3 Engaging Ways to Introduce Tone Analysis

Tone is my favorite thing to teach in the whole rhetorical analysis process. Because tone carries meaning, it’s the end-all, be-all. Miss the tone, miss the meaning. I spend two to three block class periods right at the beginning of first semester helping high school students wrap their heads around the nuances of tone, and these are the big chunks to my process:

Step 1 of Tone Analysis: Hook, Sort, and, Walk

  • Hook: Give students an exhaustive list of tone words and have them highlight the words they know.
  • Word Sort: Pairs work together to group the tone words they know into three categories: neutral, positive connotation, and negative connotation. Consider assigning a small set of words to each pair.
  • Gallery Walk: On sheets of newsprint or chart paper, write the following words: happiness, sadness, anger, approval, disapproval, humor, and fear. Students cycle through all sheets and add words to the sheets. At the end of the cycle,  student return to their original sheets and remove or add tone words as needed. (Students  could do this exercise on sticky notes that can be removed between classes.) Students may  recommend other categories. Leave the sheets posted as students begin practicing tone  identification. Take the rigor up a notch by having students create the categories themselves. Students might work in small groups to arrange their sticky notes. Groups can then present and compare their categories.
Remote Learning: The teacher sends students the tone list on Google Slides, and students mark the words using the pen or highlight tool. Students complete the word sort independently and use a shared Google Doc for the gallery walk.

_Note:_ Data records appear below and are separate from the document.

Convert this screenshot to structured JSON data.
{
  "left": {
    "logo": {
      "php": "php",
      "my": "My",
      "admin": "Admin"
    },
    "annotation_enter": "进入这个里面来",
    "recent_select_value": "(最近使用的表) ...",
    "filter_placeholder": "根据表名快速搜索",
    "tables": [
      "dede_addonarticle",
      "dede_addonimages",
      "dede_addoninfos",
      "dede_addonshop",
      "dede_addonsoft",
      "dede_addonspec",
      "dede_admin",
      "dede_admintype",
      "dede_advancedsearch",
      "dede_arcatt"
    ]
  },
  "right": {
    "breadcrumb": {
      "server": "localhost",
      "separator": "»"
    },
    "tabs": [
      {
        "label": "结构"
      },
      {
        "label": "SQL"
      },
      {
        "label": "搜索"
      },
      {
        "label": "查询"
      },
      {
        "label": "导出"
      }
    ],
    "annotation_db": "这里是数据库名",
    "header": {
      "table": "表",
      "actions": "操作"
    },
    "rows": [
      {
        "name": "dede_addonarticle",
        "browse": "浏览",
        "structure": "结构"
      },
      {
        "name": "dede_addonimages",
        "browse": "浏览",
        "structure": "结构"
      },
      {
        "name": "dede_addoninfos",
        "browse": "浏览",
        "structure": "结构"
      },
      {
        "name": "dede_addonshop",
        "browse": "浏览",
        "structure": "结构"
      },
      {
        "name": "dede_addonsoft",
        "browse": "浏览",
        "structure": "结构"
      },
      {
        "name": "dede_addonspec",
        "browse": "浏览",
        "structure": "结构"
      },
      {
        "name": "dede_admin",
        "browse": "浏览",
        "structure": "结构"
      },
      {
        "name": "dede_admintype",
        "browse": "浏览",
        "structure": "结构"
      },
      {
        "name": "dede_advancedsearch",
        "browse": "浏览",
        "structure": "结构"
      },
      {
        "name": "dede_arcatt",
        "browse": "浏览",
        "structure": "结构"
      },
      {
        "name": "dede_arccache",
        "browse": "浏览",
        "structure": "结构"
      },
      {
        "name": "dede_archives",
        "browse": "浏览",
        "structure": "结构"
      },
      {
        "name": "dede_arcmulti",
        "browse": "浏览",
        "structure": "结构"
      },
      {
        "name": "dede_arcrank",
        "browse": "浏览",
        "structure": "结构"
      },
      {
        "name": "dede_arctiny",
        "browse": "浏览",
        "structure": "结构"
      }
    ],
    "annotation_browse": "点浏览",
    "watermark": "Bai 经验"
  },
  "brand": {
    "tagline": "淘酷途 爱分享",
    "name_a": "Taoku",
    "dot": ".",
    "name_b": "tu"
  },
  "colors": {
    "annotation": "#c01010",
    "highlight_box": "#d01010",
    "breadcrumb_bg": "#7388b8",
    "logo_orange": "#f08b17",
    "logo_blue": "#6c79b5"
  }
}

Step 2 of Tone Analysis: The Vague Skit

Long story short, students have created their categorized tone word list, and I pair them up and give them this short dialogue to demonstrate how voice carries tone. Sometimes, I tell them their roles and have them choose the tone each person will use. Sometimes, I let them go wild and decide what’s happening in the conversation. They practice the skit in pairs and perform for the class.

DO NOT forget your phone on the day you do this activity. You will LAUGH are going to want to remember this lesson. Imagine the tone pair being aghast/triumphant. Now imagine it being approving/guilty. Are they talking about a heist? A good sale? A new car? A clandestine meeting? Students will have fun, and so will you.

TEENAGERS ARGUING WITH TONEPerson A: No, you didn’t.

Person B: Yes, I did.

Person A: Where?

Person B: On the other side of town. 

Person A: Was it expensive?

Person B: Are you kidding?

Step 3 of Tone Analysis: Image Analysis

This is where the magic happens. Step 4 will be application to written text, but it’s at Step 3 that connections happen. I have a collection of ten paintings and photographs that I project (or share for remote learning). We have whole-class discussions about how the ARTISTS feel about the SUBJECTS. It takes a while for the shift to happen, but there comes a point at which I start hearing students say, “Oh! You mean how the painter feels.” We apply that same categorized tone list to the art, and then we write about one of the photographs.

Take Leonardo da Vinci’s “Grotesque Study of Man.” This is one of the last images we analyze, and by the time we get to it, students note the mouth, nose, neck skin, and other details that illustrate the artist’s distaste. We move from da Vinci to a photograph, and that’s where I introduce writing about tone.

Here’s what I DON’T do: I don’t give the students a passage on the first day of class and ask them to tell me how the writer feels about the topic. No, we wade into this water.

Want to give this process a try? Drop your email address here, and I’ll send you six lesson plans for free. You’ll get a detailed breakdown of everything in this post. 

da vinci grotesque study of man sketch to teach tone

Angie

I’m a recovering high school English teacher and curriculum specialist with a passion for helping teachers leave school at school. I create engaging, rigorous curriculum resources for secondary ELA professionals, and I facilitate workshops to help those teachers implement the materials effectively.